Sadako Sasaki was two years old on August 6, 1945, when an American atomic bomb named Little Boy was dropped on her city of Hiroshima. Years later she could remember that day: “There was a flash, like a million suns, then a heat that felt like pricking needles.” And then the black rain began to fall. As many as eighty thousand people died from the immediate blast or resulting fire, but Sadako was not immediately among them. Her mother found her safe and unharmed. She grew and appeared to be a healthy child, but nine years later she was found to be suffering from acute leukemia—most likely a result of her exposure to radiation. She was hospitalized in February 1955.
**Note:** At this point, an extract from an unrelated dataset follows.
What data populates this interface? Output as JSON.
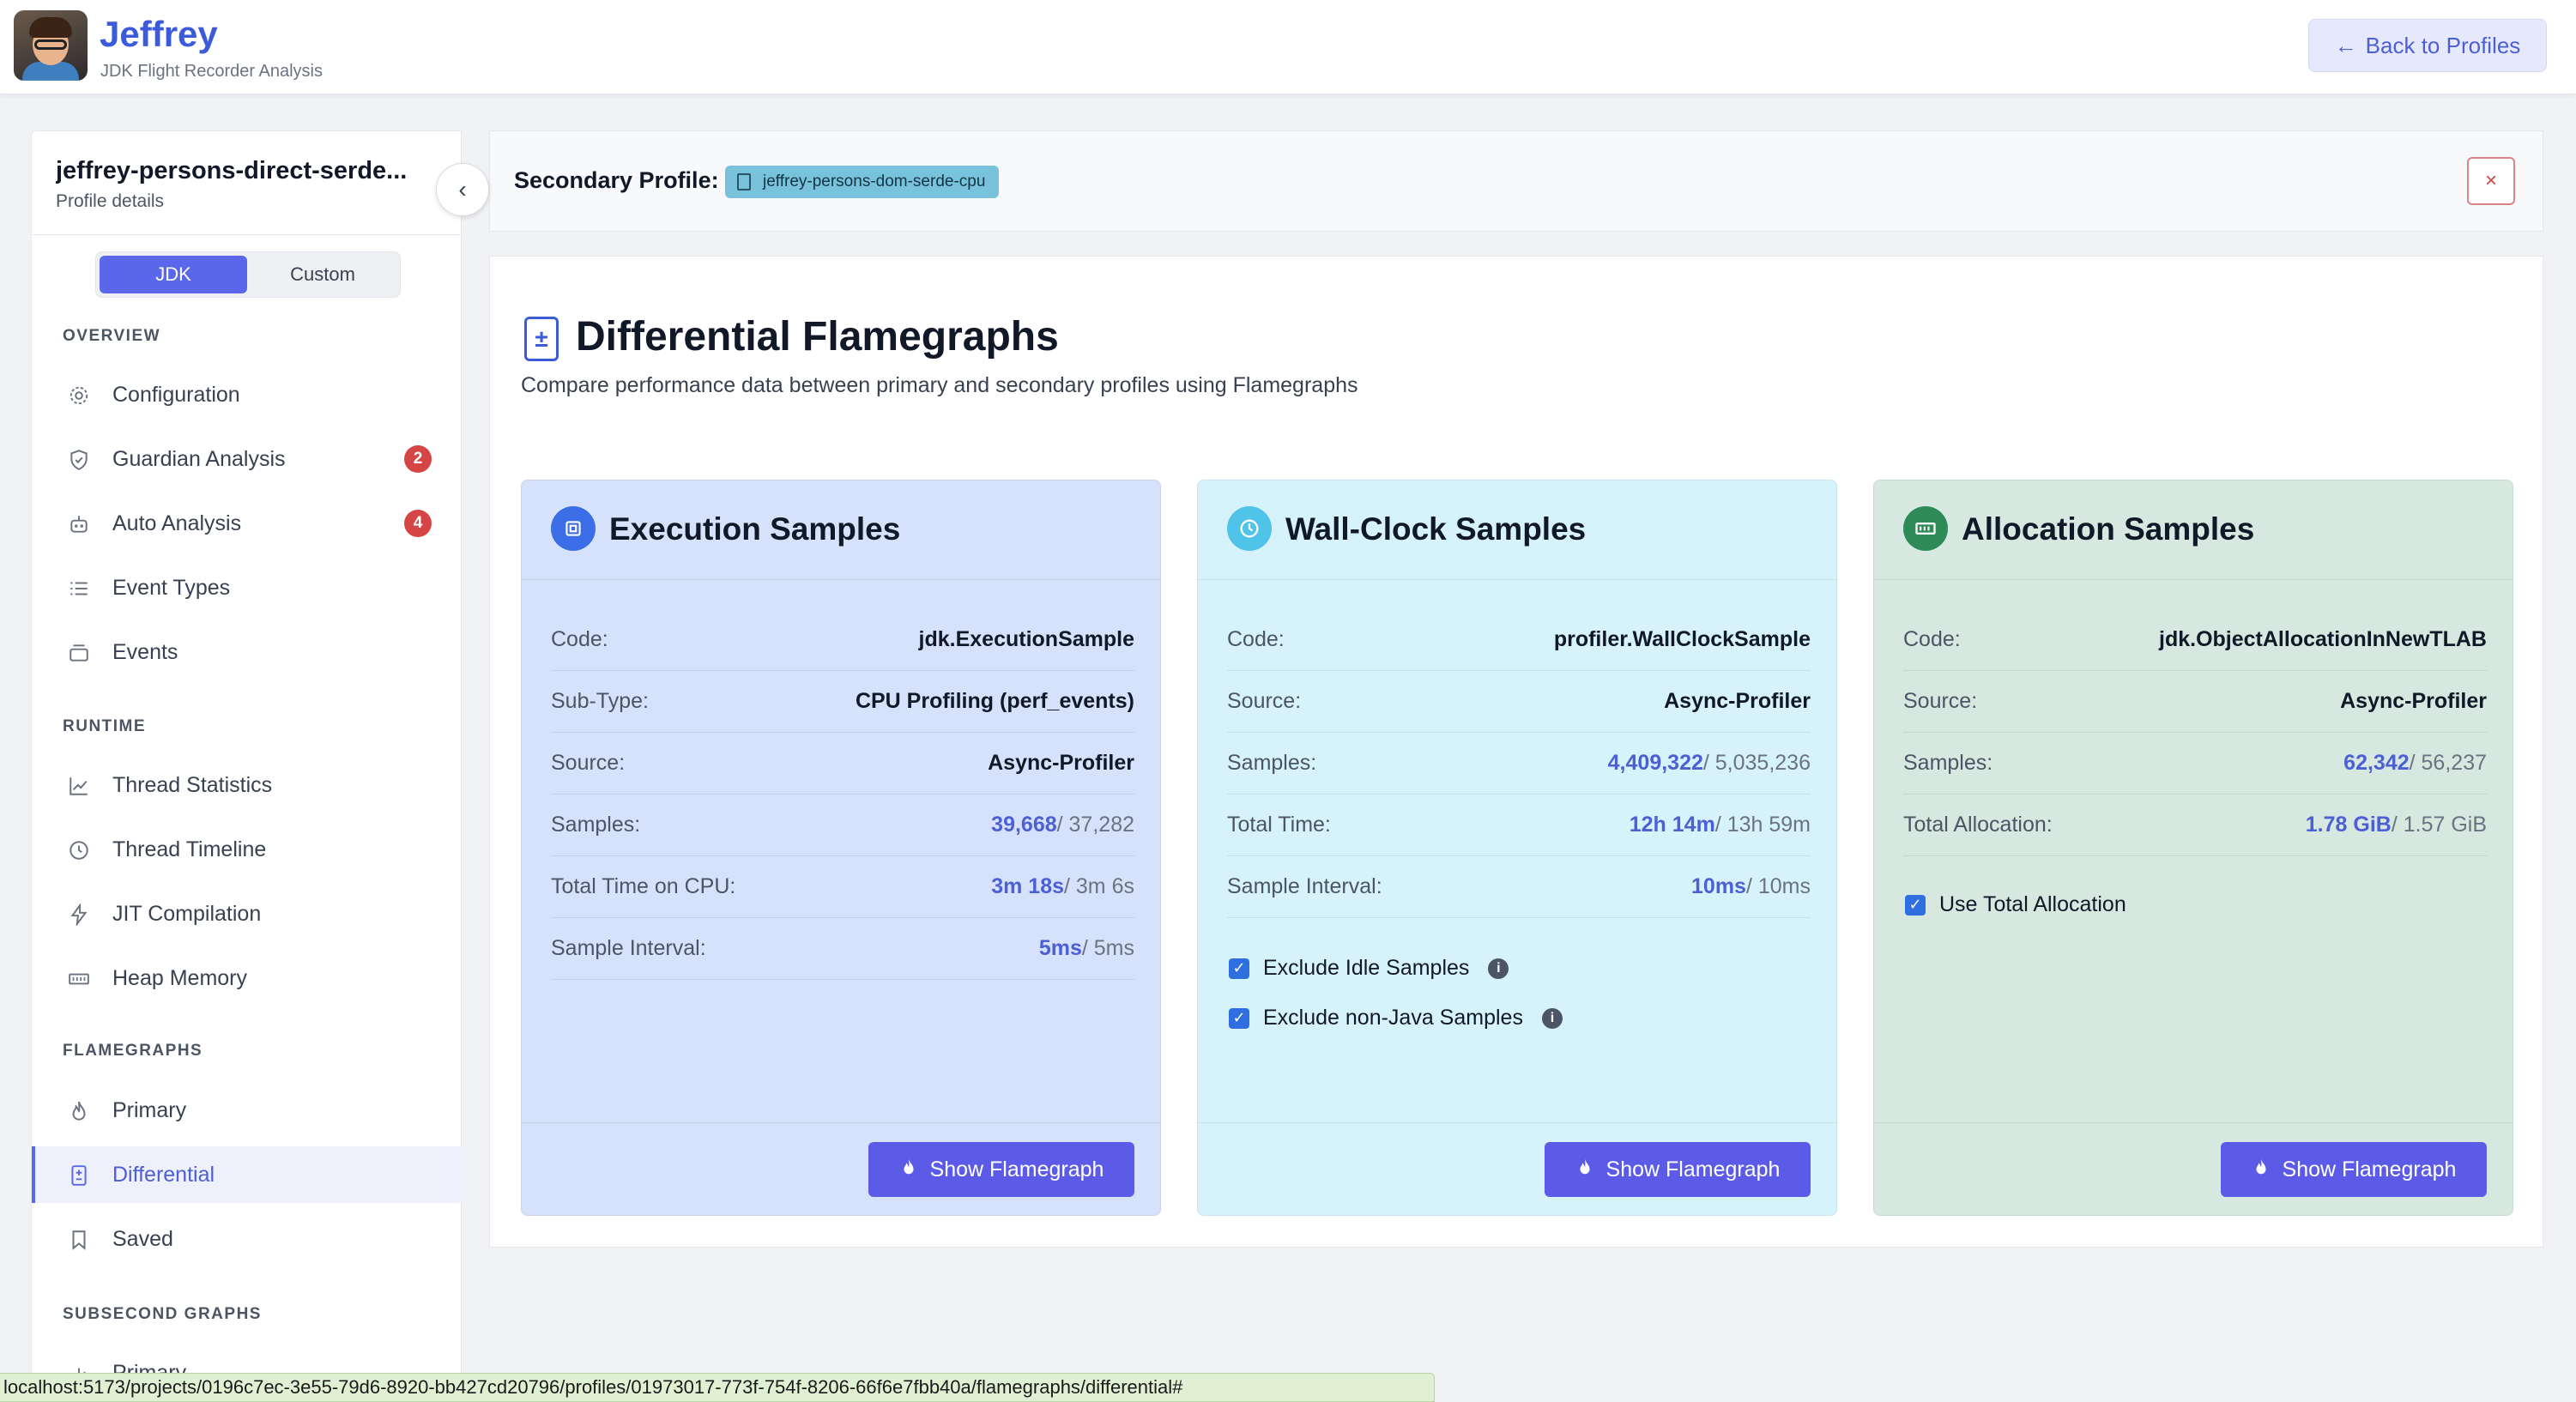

From an older child in the hospital Sadako learned the legend that whoever folds a thousand paper cranes will be granted a wish. In her remaining months of life she dedicated herself to this project, scrounging paper wherever she could find it. By the end of August she had achieved her goal. Still, however, she continued to fold the cranes until she became too weak. And then her classmates carried on her task. She died on October 25, 1955, at the age of twelve.
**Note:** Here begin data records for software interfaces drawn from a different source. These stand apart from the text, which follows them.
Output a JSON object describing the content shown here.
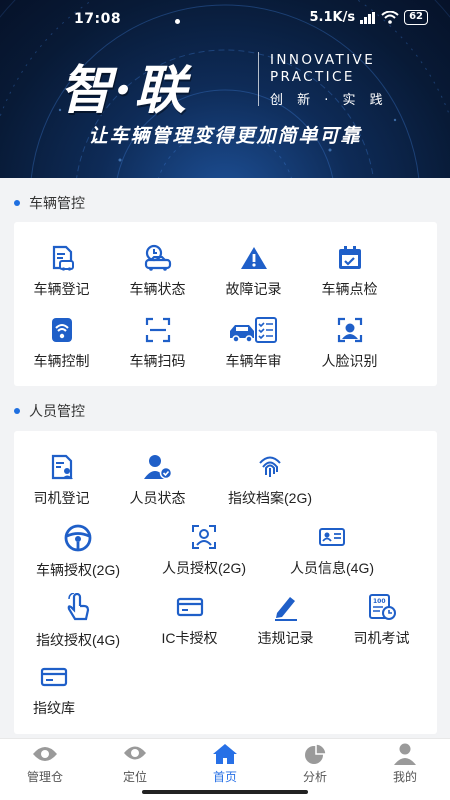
{
  "status_bar": {
    "time": "17:08",
    "net_speed": "5.1K/s",
    "battery": "62"
  },
  "banner": {
    "logo_cn": "智·联",
    "logo_en_line1": "INNOVATIVE",
    "logo_en_line2": "PRACTICE",
    "logo_cn_sub": "创 新 · 实 践",
    "slogan": "让车辆管理变得更加简单可靠"
  },
  "sections": [
    {
      "title": "车辆管控",
      "items": [
        {
          "label": "车辆登记",
          "icon": "vehicle-register-icon"
        },
        {
          "label": "车辆状态",
          "icon": "vehicle-status-icon"
        },
        {
          "label": "故障记录",
          "icon": "warning-icon"
        },
        {
          "label": "车辆点检",
          "icon": "inspection-icon"
        },
        {
          "label": "车辆控制",
          "icon": "vehicle-control-icon"
        },
        {
          "label": "车辆扫码",
          "icon": "scan-icon"
        },
        {
          "label": "车辆年审",
          "icon": "annual-review-icon"
        },
        {
          "label": "人脸识别",
          "icon": "face-recognition-icon"
        }
      ]
    },
    {
      "title": "人员管控",
      "items": [
        {
          "label": "司机登记",
          "icon": "driver-register-icon"
        },
        {
          "label": "人员状态",
          "icon": "person-status-icon"
        },
        {
          "label": "指纹档案(2G)",
          "icon": "fingerprint-icon"
        },
        {
          "label": "车辆授权(2G)",
          "icon": "steering-wheel-icon"
        },
        {
          "label": "人员授权(2G)",
          "icon": "person-auth-icon"
        },
        {
          "label": "人员信息(4G)",
          "icon": "id-card-icon"
        },
        {
          "label": "指纹授权(4G)",
          "icon": "touch-icon"
        },
        {
          "label": "IC卡授权",
          "icon": "ic-card-icon"
        },
        {
          "label": "违规记录",
          "icon": "violation-icon"
        },
        {
          "label": "司机考试",
          "icon": "exam-icon"
        },
        {
          "label": "指纹库",
          "icon": "fingerprint-library-icon"
        }
      ]
    }
  ],
  "bottom_nav": [
    {
      "label": "管理仓",
      "icon": "eye-icon",
      "active": false
    },
    {
      "label": "定位",
      "icon": "location-icon",
      "active": false
    },
    {
      "label": "首页",
      "icon": "home-icon",
      "active": true
    },
    {
      "label": "分析",
      "icon": "pie-chart-icon",
      "active": false
    },
    {
      "label": "我的",
      "icon": "user-icon",
      "active": false
    }
  ],
  "colors": {
    "accent": "#2770e6",
    "banner_dark": "#081a36",
    "icon_blue": "#1f5fc8"
  }
}
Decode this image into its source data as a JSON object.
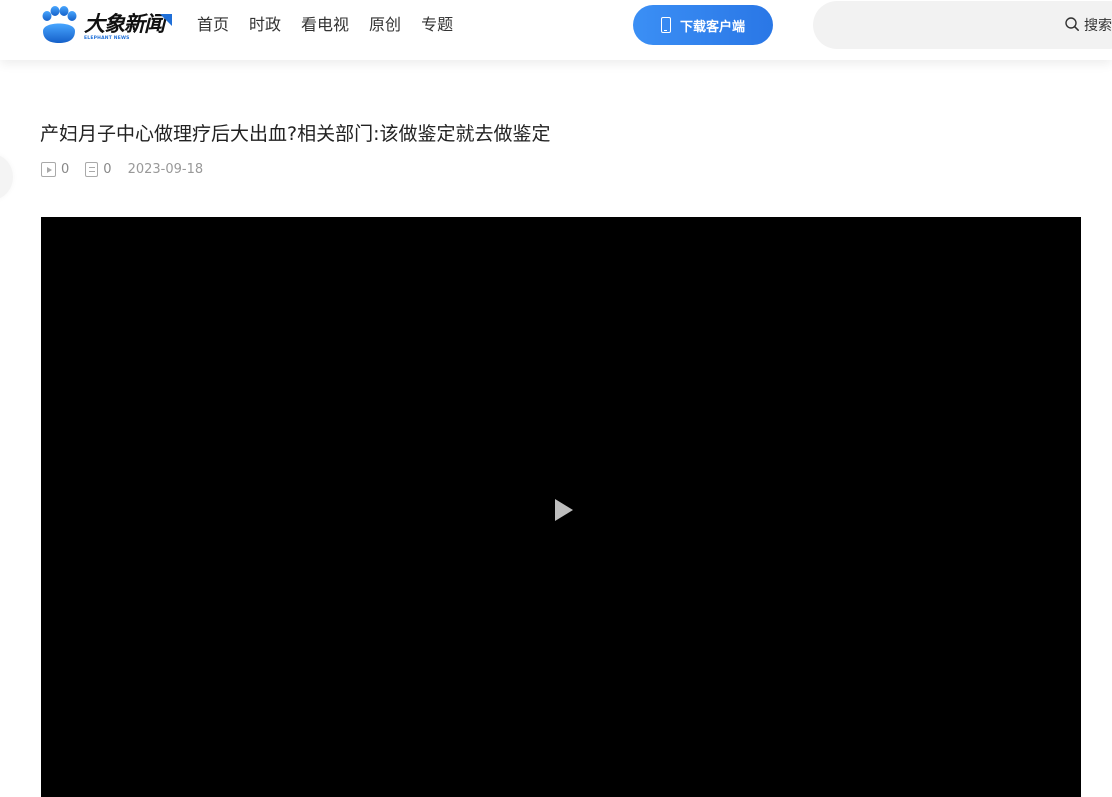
{
  "header": {
    "logo": {
      "name_cn": "大象新闻",
      "name_en": "ELEPHANT NEWS",
      "icon": "paw-logo-icon"
    },
    "nav": [
      {
        "label": "首页"
      },
      {
        "label": "时政"
      },
      {
        "label": "看电视"
      },
      {
        "label": "原创"
      },
      {
        "label": "专题"
      }
    ],
    "download_button": {
      "label": "下载客户端",
      "icon": "phone-icon"
    },
    "search": {
      "label": "搜索",
      "placeholder": "",
      "icon": "search-icon"
    }
  },
  "article": {
    "title": "产妇月子中心做理疗后大出血?相关部门:该做鉴定就去做鉴定",
    "play_count": "0",
    "comment_count": "0",
    "date": "2023-09-18"
  },
  "video": {
    "play_icon": "play-icon"
  },
  "colors": {
    "brand_blue": "#2a77e6",
    "video_bg": "#000000",
    "search_bg": "#f2f2f2"
  }
}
“This is our cry. This is our prayer. Peace in the world.”
—Inscription on a monument in Hiroshima dedicated to Sadako Sasaki